on 12 September 2014
Ewart Alan Mackintosh was an exceptional poet and an extremely brave officer. Wounded in 1915, he recovered and returned to the battlefield where he led a trench raid during a night in May 1916. I have read my fair share of poems (Sassoon, Graves, Owen, Brooke etc etc) but it is Lieutenant Mackintosh (or 'Tosh', as he was affectionally known by his men) who, in my opinion wrote the most powerful poem of the war. It is this poem - 'In Memoriam - David Sutherland', that led me to this book .
The book features most of Mackintosh's poetry but for the purpose of this review I will stick to the one which prompted me to purchase the book in the first place.
Before the raid, 'Tosh' had promised his men that he would leave no man behind whilst they lived. He did not break that promise.
Unfortunately, two men did lose their lives. One died of wounds back in the British lines and the other David Sutherland died in the German trenches whilst his officer, Lieutenant Mackintosh carried him through an inferno of gun fire and shrapnel.
During the action, Private Sutherland was severely wounded from enemy grenades. He had lost his legs and with the raid coming to a close, the men were withdrawaing back to their trench. Mackintosh endevoured to carry the young Private back through the German trenches whilst having to stop at regular intervals to fight back the Germans who were in pursuit. He stubbonly defended his man, attempting to get him out of the trench and back to safety but it was no use.
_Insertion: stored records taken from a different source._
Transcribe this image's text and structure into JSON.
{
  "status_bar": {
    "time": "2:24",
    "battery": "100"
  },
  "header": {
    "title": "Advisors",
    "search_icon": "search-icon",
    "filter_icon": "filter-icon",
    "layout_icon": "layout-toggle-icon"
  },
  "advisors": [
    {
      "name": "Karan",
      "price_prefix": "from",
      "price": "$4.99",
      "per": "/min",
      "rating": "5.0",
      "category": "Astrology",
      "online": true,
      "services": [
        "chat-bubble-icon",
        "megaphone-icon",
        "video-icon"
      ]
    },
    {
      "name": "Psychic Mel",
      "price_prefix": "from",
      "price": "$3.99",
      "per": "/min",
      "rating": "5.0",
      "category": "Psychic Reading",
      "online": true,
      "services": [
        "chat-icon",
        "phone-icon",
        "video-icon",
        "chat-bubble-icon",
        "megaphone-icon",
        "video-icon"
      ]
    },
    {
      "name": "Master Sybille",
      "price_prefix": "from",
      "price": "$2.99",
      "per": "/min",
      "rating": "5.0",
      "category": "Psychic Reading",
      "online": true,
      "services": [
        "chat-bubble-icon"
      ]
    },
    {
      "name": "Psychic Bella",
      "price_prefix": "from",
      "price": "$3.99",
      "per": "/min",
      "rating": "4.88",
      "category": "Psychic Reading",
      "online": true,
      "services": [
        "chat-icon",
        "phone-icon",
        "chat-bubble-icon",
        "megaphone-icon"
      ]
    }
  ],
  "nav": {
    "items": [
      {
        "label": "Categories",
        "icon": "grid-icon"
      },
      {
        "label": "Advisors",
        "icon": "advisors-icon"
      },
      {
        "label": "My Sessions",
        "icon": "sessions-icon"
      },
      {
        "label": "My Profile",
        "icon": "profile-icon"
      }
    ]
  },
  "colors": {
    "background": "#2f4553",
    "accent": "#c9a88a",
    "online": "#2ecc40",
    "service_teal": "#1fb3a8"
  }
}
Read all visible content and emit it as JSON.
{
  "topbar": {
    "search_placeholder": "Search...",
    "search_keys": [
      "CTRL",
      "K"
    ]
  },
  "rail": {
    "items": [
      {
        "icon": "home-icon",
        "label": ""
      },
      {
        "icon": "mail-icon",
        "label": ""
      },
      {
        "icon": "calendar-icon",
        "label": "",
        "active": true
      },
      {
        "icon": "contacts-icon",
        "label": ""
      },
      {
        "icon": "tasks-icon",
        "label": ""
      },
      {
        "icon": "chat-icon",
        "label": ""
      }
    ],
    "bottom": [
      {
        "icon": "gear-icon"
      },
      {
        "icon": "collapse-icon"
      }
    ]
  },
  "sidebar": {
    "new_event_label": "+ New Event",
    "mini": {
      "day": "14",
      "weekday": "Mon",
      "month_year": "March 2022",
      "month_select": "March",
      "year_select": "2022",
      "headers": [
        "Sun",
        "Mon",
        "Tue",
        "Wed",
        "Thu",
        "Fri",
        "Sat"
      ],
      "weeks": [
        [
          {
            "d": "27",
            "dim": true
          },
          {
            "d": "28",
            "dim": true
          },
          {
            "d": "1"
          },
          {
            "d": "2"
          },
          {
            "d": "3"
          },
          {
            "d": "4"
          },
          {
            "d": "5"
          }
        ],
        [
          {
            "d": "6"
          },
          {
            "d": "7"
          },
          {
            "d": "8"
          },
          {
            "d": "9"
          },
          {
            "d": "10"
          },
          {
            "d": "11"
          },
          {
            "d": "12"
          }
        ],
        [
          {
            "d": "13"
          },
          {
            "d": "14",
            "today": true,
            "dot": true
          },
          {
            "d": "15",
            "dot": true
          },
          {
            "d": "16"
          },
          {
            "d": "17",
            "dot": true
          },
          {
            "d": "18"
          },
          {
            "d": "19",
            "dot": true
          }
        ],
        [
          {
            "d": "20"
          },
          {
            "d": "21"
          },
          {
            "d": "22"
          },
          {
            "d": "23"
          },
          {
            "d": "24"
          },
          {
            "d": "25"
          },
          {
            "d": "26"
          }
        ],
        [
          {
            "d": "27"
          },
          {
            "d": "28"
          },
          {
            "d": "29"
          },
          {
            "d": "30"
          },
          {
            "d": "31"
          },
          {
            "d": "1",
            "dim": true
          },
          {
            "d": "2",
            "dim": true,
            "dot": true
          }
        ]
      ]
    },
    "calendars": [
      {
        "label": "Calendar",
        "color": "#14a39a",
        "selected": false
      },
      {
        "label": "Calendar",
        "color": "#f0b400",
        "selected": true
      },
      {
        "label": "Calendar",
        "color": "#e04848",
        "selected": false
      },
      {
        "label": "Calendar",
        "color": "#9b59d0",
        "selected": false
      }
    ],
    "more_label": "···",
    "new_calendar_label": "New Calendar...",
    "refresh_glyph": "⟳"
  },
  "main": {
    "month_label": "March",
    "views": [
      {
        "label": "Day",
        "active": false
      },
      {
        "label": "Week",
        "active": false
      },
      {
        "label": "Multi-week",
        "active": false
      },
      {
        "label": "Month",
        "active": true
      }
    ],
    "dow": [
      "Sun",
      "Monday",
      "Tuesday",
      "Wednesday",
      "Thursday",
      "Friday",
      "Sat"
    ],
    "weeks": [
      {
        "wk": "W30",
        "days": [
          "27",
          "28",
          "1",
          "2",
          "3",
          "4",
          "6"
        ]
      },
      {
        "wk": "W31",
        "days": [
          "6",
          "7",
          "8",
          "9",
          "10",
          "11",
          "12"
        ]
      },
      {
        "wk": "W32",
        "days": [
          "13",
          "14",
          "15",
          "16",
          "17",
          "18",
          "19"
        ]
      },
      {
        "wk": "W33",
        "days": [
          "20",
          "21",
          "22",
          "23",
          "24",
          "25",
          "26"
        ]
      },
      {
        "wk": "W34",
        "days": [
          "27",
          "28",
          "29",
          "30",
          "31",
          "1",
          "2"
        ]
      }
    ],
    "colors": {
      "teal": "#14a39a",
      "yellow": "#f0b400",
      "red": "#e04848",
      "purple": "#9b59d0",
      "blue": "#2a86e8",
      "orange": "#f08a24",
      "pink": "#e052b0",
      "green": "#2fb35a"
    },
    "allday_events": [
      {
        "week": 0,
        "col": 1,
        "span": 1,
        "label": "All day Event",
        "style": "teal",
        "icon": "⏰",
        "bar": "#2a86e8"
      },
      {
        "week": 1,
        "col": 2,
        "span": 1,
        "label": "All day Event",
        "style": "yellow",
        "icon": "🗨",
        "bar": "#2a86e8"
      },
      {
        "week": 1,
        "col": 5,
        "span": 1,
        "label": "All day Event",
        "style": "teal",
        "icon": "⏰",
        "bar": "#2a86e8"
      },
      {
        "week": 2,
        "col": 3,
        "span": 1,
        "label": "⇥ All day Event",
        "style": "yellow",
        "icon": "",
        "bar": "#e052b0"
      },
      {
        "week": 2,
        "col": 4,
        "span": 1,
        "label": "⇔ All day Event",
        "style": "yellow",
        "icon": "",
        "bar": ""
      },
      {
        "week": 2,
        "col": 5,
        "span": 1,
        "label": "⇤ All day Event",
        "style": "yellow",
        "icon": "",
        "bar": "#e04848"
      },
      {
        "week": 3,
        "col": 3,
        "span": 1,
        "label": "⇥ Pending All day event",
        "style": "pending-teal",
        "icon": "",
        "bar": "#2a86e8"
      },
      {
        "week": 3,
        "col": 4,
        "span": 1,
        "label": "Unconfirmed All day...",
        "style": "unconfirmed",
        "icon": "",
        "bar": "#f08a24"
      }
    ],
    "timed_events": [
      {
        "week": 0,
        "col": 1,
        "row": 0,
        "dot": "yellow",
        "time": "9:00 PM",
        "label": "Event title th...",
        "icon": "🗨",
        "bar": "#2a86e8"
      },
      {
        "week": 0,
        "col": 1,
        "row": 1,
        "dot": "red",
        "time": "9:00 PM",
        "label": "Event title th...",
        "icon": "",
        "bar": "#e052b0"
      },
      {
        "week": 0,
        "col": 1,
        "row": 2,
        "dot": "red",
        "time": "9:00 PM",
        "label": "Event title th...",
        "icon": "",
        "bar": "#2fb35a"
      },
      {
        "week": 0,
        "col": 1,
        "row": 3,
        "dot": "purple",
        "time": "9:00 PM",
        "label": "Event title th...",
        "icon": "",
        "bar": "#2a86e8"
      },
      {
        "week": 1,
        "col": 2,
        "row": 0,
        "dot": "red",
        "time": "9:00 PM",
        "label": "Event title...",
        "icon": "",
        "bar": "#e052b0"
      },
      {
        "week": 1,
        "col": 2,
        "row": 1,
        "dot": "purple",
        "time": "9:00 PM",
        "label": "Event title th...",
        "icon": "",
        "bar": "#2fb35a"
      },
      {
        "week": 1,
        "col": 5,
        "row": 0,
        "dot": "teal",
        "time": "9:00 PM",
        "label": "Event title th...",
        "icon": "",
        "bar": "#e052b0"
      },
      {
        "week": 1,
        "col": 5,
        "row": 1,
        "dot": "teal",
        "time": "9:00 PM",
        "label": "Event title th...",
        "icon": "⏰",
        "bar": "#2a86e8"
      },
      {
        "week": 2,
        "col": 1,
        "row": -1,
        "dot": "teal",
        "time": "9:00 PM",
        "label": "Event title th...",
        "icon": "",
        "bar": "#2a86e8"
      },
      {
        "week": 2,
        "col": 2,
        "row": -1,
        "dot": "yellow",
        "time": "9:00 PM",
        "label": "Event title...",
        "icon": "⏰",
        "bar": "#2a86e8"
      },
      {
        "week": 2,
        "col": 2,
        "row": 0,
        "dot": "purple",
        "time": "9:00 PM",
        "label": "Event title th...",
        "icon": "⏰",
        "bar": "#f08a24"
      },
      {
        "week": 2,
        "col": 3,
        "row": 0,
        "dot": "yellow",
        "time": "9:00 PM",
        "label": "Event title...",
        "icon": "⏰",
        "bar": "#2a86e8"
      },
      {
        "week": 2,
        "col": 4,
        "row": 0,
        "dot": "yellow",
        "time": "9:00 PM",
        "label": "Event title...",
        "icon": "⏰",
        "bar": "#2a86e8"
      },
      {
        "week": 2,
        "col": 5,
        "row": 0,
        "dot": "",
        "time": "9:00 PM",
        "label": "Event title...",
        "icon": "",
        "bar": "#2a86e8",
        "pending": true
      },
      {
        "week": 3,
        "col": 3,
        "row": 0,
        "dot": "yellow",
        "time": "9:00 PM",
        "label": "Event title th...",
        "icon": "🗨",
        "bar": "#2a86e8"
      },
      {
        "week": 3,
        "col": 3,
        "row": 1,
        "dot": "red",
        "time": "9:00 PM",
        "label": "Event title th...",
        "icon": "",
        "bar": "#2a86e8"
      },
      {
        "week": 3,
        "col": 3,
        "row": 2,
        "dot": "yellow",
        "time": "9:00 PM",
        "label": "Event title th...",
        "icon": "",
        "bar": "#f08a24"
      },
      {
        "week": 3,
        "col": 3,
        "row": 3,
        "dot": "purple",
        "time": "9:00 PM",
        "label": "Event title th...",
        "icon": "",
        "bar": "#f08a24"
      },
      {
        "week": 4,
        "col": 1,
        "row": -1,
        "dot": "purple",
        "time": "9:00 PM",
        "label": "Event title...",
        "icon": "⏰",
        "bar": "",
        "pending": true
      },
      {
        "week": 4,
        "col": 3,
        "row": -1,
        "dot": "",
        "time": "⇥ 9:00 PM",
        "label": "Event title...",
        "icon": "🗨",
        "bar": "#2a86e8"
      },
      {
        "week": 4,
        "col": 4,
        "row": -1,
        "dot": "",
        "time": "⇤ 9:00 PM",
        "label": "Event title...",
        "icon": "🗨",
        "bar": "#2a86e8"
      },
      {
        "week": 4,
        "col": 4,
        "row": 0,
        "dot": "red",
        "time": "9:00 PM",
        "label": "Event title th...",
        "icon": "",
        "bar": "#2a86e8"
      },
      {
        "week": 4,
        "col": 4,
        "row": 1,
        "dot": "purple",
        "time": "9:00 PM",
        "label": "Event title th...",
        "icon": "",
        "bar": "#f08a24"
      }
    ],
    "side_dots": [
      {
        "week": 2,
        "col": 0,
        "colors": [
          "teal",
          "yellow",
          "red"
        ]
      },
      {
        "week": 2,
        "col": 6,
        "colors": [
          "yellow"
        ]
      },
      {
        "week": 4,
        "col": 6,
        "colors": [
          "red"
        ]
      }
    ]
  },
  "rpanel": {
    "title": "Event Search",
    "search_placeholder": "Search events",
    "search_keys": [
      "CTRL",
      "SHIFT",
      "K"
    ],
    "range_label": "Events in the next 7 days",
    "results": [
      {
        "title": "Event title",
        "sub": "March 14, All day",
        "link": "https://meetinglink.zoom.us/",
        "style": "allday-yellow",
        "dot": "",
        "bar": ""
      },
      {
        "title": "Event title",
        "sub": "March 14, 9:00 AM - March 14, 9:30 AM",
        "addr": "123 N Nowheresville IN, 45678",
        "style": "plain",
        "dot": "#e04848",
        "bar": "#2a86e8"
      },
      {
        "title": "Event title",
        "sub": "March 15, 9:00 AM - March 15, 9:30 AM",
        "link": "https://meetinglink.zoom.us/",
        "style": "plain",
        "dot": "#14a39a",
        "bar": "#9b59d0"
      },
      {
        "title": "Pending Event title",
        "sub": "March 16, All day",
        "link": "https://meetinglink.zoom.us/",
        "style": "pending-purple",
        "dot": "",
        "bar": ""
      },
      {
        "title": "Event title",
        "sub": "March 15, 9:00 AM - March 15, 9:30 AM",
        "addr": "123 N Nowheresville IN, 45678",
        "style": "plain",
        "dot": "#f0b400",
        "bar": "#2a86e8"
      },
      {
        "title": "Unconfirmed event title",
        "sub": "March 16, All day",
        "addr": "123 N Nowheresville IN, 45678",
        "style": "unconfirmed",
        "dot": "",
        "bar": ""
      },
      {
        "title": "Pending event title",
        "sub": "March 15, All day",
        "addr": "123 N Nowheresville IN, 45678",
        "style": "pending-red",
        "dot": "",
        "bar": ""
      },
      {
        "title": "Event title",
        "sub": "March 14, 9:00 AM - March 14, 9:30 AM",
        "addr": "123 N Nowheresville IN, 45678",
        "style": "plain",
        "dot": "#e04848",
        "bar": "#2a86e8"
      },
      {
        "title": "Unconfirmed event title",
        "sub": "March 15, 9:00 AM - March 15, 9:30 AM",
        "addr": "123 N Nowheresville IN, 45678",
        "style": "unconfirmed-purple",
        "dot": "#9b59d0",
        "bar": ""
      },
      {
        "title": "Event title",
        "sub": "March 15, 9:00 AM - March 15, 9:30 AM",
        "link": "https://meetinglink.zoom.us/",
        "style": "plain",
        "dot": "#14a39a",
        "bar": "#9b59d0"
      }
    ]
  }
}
David Sutherland died during this rescue attempt.
Awarded the Military cross for gallantry in the raid, Mackintosh wrote to his sister telling her that rather than the medal, he wanted his men back. The loss of his men had a profound effect of him, in particular Private Sutherland.
As mentioned, the book contains many poems by Mackintosh, all of which are superb. It also has many letters written to and from Mackintosh which help give a clear picture of the mans character and compassion. I have briefly mentioned the raid but this is described in vivd detail in the book and draws on the war diary, Mackintosh's letters and other participants accounts to create a picture of the hell they went through. The book also features photographs and the lay-out is top notch.
I am not giving too much away here as it is widely known and stated on the front of the book but Ewart Alan Mackintosh was himself killed in action in 1917. He was just 24 years old.
I will end with Ewart's poem describing the raid.
So you were David's father,
And he was your only son,
And the new-cut peats are rotting
And the work is left undone,
Because of an old man weeping,
Just an old man in pain,
For David, his son David,
That will not come again.
Oh, the letters he wrote you,
And I can see them still,
Not a word of the fighting,
But just the sheep on the hill
And how you should get the crops in
Ere the year get stormier,
And the Bosches have got his body,
And I was his officer.
You were only David's father,
But I had fifty sons
When we went up in the evening
Under the arch of the guns,
And we came back at twilight -
O God! I heard them call
To me for help and pity
That could not help at all.
Oh, never will I forget you,
My men that trusted me,
More my sons than your fathers',
For they could only see
The little helpless babies
And the young men in their pride.
They could not see you dying,
And hold you while you died.
Happy and young and gallant,
They saw their first-born go,
But not the strong limbs broken
And the beautiful men brought low,
The piteous writhing bodies,
They screamed "Don't leave me, sir",
For they were only your fathers
But I was your officer.